Then one day an advanced and shiny ship comes down from the sky and leaves behind a mysterious ovoid robot called EVE. The movie starts at this point to become a strange kind of romance as the lonely and isolated WALL-E woos EVE by showing her his treasures and his private little world. And just when she seems to be succumbing to his bumbling charm he shows her a plant he found one day and she explodes with excitement, grabs the plant and shuts down.

I don’t really want to occupy my entire review with a scene by scene summary of the movie. It seems silly for me to go on with explaining the plot. I would hope that anybody who hasn’t seen this movie already and trusts my sensibilities will take my word for it that this is my favorite Pixar film, and possibly among my top ten favorite films of all time, and they should really go see it for themselves. Let’s just say that from there the movie leaves Earth and takes us deep into space to find some of the Human survivors in their life away from home – which is a never ending luxury cruise. There’s action, humor and pathos – and even when we do find humans that talk English they are secondary characters and the heart of the film remains the comical, bumbling, soulful little WALL-E.
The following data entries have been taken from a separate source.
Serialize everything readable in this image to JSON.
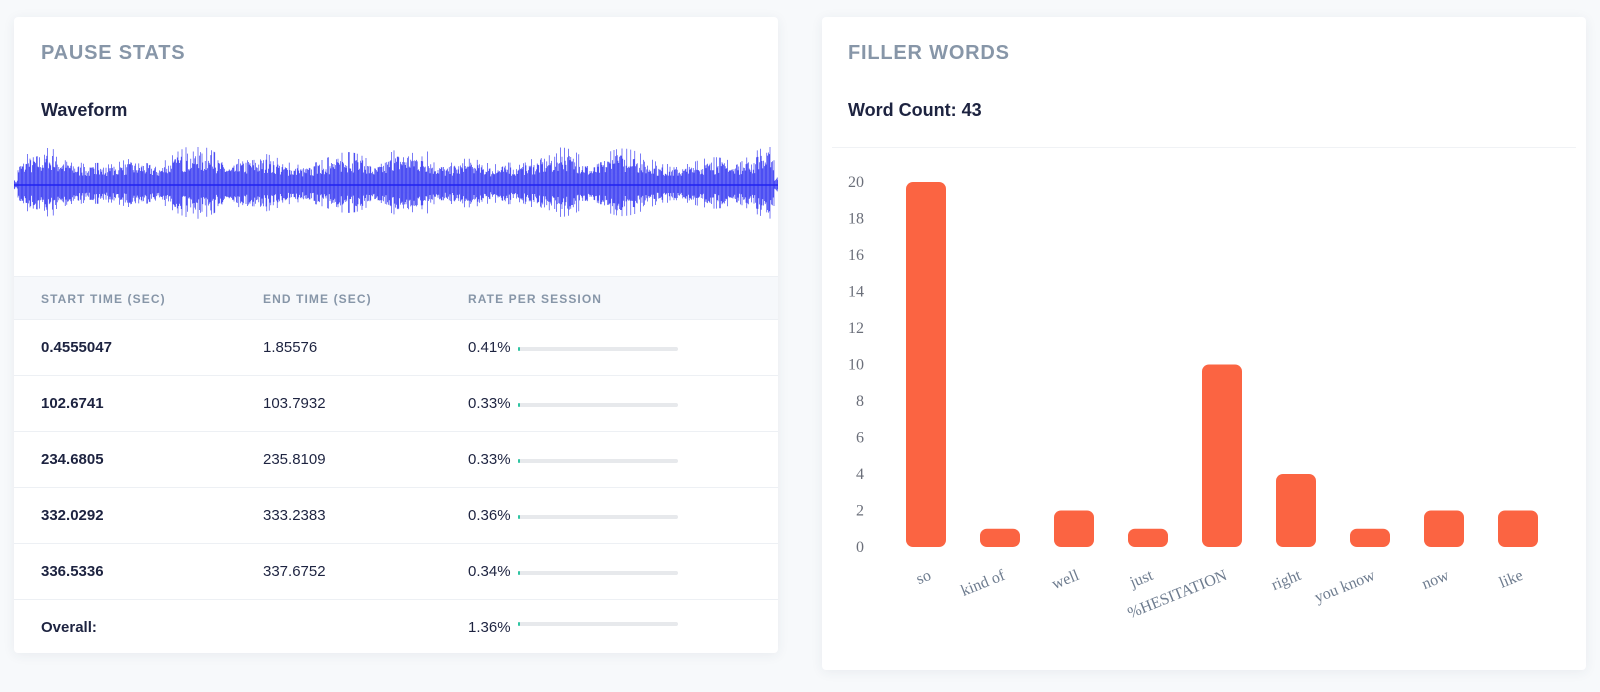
{
  "pause_stats": {
    "title": "PAUSE STATS",
    "waveform_label": "Waveform",
    "waveform_color": "#1f22f0",
    "columns": [
      "START TIME (SEC)",
      "END TIME (SEC)",
      "RATE PER SESSION"
    ],
    "rows": [
      {
        "start": "0.4555047",
        "end": "1.85576",
        "rate": "0.41%",
        "rate_value": 0.0041
      },
      {
        "start": "102.6741",
        "end": "103.7932",
        "rate": "0.33%",
        "rate_value": 0.0033
      },
      {
        "start": "234.6805",
        "end": "235.8109",
        "rate": "0.33%",
        "rate_value": 0.0033
      },
      {
        "start": "332.0292",
        "end": "333.2383",
        "rate": "0.36%",
        "rate_value": 0.0036
      },
      {
        "start": "336.5336",
        "end": "337.6752",
        "rate": "0.34%",
        "rate_value": 0.0034
      }
    ],
    "overall": {
      "label": "Overall:",
      "rate": "1.36%",
      "rate_value": 0.0136
    },
    "rate_bar_color": "#2ec4a2"
  },
  "filler_words": {
    "title": "FILLER WORDS",
    "word_count_label": "Word Count: 43"
  },
  "chart_data": {
    "type": "bar",
    "categories": [
      "so",
      "kind of",
      "well",
      "just",
      "%HESITATION",
      "right",
      "you know",
      "now",
      "like"
    ],
    "values": [
      20,
      1,
      2,
      1,
      10,
      4,
      1,
      2,
      2
    ],
    "ylim": [
      0,
      20
    ],
    "yticks": [
      0,
      2,
      4,
      6,
      8,
      10,
      12,
      14,
      16,
      18,
      20
    ],
    "grid": false,
    "bar_color": "#fb6442",
    "title": "",
    "xlabel": "",
    "ylabel": ""
  }
}
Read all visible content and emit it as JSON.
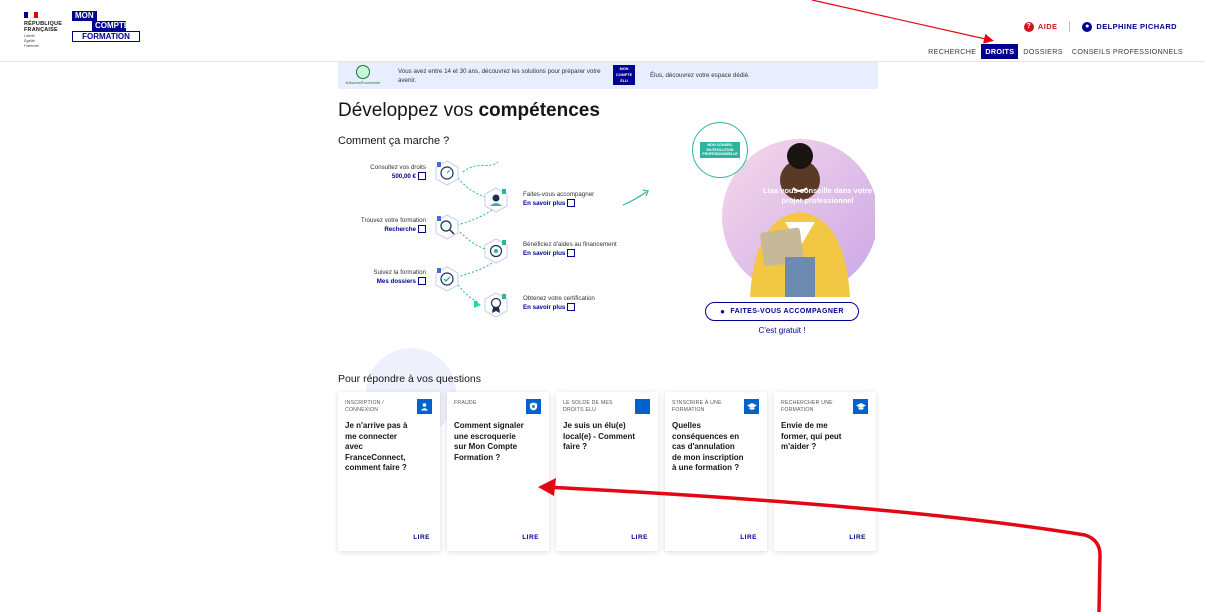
{
  "header": {
    "republic_lines": [
      "RÉPUBLIQUE",
      "FRANÇAISE"
    ],
    "republic_motto": [
      "Liberté",
      "Égalité",
      "Fraternité"
    ],
    "app_logo_lines": [
      "MON",
      "COMPTE",
      "FORMATION"
    ],
    "help_label": "AIDE",
    "user_name": "DELPHINE PICHARD",
    "nav": [
      {
        "label": "RECHERCHE",
        "active": false
      },
      {
        "label": "DROITS",
        "active": true
      },
      {
        "label": "DOSSIERS",
        "active": false
      },
      {
        "label": "CONSEILS PROFESSIONNELS",
        "active": false
      }
    ]
  },
  "banner": {
    "hashtag": "#JeunesPourAvenir",
    "text_youth": "Vous avez entre 14 et 30 ans, découvrez les solutions pour préparer votre avenir.",
    "elu_logo": [
      "MON",
      "COMPTE",
      "ÉLU"
    ],
    "text_elu": "Élus, découvrez votre espace dédié."
  },
  "main": {
    "title_regular": "Développez vos ",
    "title_bold": "compétences",
    "how_it_works": "Comment ça marche ?",
    "steps": [
      {
        "label": "Consultez vos droits",
        "link": "500,00 €"
      },
      {
        "label": "Faites-vous accompagner",
        "link": "En savoir plus"
      },
      {
        "label": "Trouvez votre formation",
        "link": "Recherche"
      },
      {
        "label": "Bénéficiez d'aides au financement",
        "link": "En savoir plus"
      },
      {
        "label": "Suivez la formation",
        "link": "Mes dossiers"
      },
      {
        "label": "Obtenez votre certification",
        "link": "En savoir plus"
      }
    ],
    "hero": {
      "badge": [
        "MON CONSEIL",
        "EN ÉVOLUTION",
        "PROFESSIONNELLE"
      ],
      "caption": "Lisa vous conseille dans votre projet professionnel"
    },
    "cta_label": "FAITES-VOUS ACCOMPAGNER",
    "cta_note": "C'est gratuit !"
  },
  "questions": {
    "title": "Pour répondre à vos questions",
    "cards": [
      {
        "category": "INSCRIPTION / CONNEXION",
        "question": "Je n'arrive pas à me connecter avec FranceConnect, comment faire ?",
        "icon": "user-icon",
        "action": "LIRE"
      },
      {
        "category": "FRAUDE",
        "question": "Comment signaler une escroquerie sur Mon Compte Formation ?",
        "icon": "shield-icon",
        "action": "LIRE"
      },
      {
        "category": "LE SOLDE DE MES DROITS ELU",
        "question": "Je suis un élu(e) local(e) - Comment faire ?",
        "icon": "blank-icon",
        "action": "LIRE"
      },
      {
        "category": "S'INSCRIRE À UNE FORMATION",
        "question": "Quelles conséquences en cas d'annulation de mon inscription à une formation ?",
        "icon": "graduation-cap-icon",
        "action": "LIRE"
      },
      {
        "category": "RECHERCHER UNE FORMATION",
        "question": "Envie de me former, qui peut m'aider ?",
        "icon": "graduation-cap-icon",
        "action": "LIRE"
      }
    ]
  },
  "colors": {
    "primary": "#000091",
    "accent_red": "#c9191e",
    "card_icon": "#0063cb",
    "annotation": "#e30613"
  }
}
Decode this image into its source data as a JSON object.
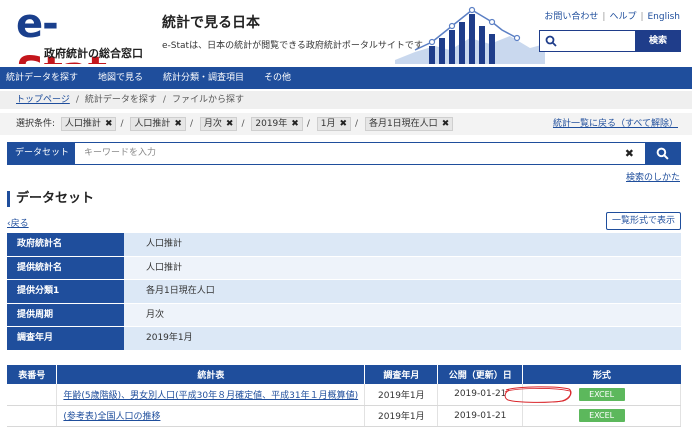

There are also a lot of subversive sci-fi themes throughout the film as well. Not just the whole “Humanity had to abandon the Earth because they had polluted it so badly.” There’s also a message about the dangers of consumerism. All the Humans in the film are sedentary portly beings who cannot move from their mobile hover chairs, waited on hand and foot by the only corporation left in the galaxy – Buy N’ Large. (A not too subtle poke at Wal-Mart.) It really appeals to me to have these serious issues addressed in a family movie like this. I love when children are encouraged to think about things.

I could probably yammer on for a while about the amazing animation in this movie too. Pixar by this point have mastered the ability to work with huge, complex and intricate sets. The garbage strewn Earth would have taken the computers of even a decade ago far too long to render to be practical. It absolutely dwarfs the already impressive scale of the door-room scene at the end of Monsters, Inc or the daunting baggage sorting climax of Toy Story 2. And that’s just in the first few opening shots. There are also some impressive crowd scenes at the end of the movie that are mighty showcases for what can now be accomplished.

But the technology doesn’t make the movie. And the clever sci-fi speculation doesn’t make the movie. What makes the movie, more than anything else, is the simply brilliant performance of WALL-E himself. The animators apparently studied the masters of silent film for hints on how to convey emotion, so there’s a little Charlie Chaplin and Buster Keaton in WALL-E. He’s got such a pure, simple heart. The way he befriends just about every person and robot he encounters throughout the whole movie is so touching. (Maybe a little Jim Henson there too.)

Kudos as well to Ben Burtt – sound designer extraordinaire and the “voice” of WALL-E. It’s worth your time if you have the multi-disk set of this movie to check out Ben’s special feature documentaries on foley work and giving a voice to the whole world. Every beep, click and hum in the whole movie comes from Ben’s staggering library of strange noises, and every one is carefully placed to help give depth and character to the film. And somehow he managed to do sound for an entire movie without using his patented “Wilhelm.”

This movie touches me so deeply. It makes me laugh out loud. It makes me choke back silent tears. It even gives me a little hope for the future of humankind. How many movies out there deliver quite so much? Precious few.

July 19, 2010 Posted by | daily reviews | , , , , | Leave a comment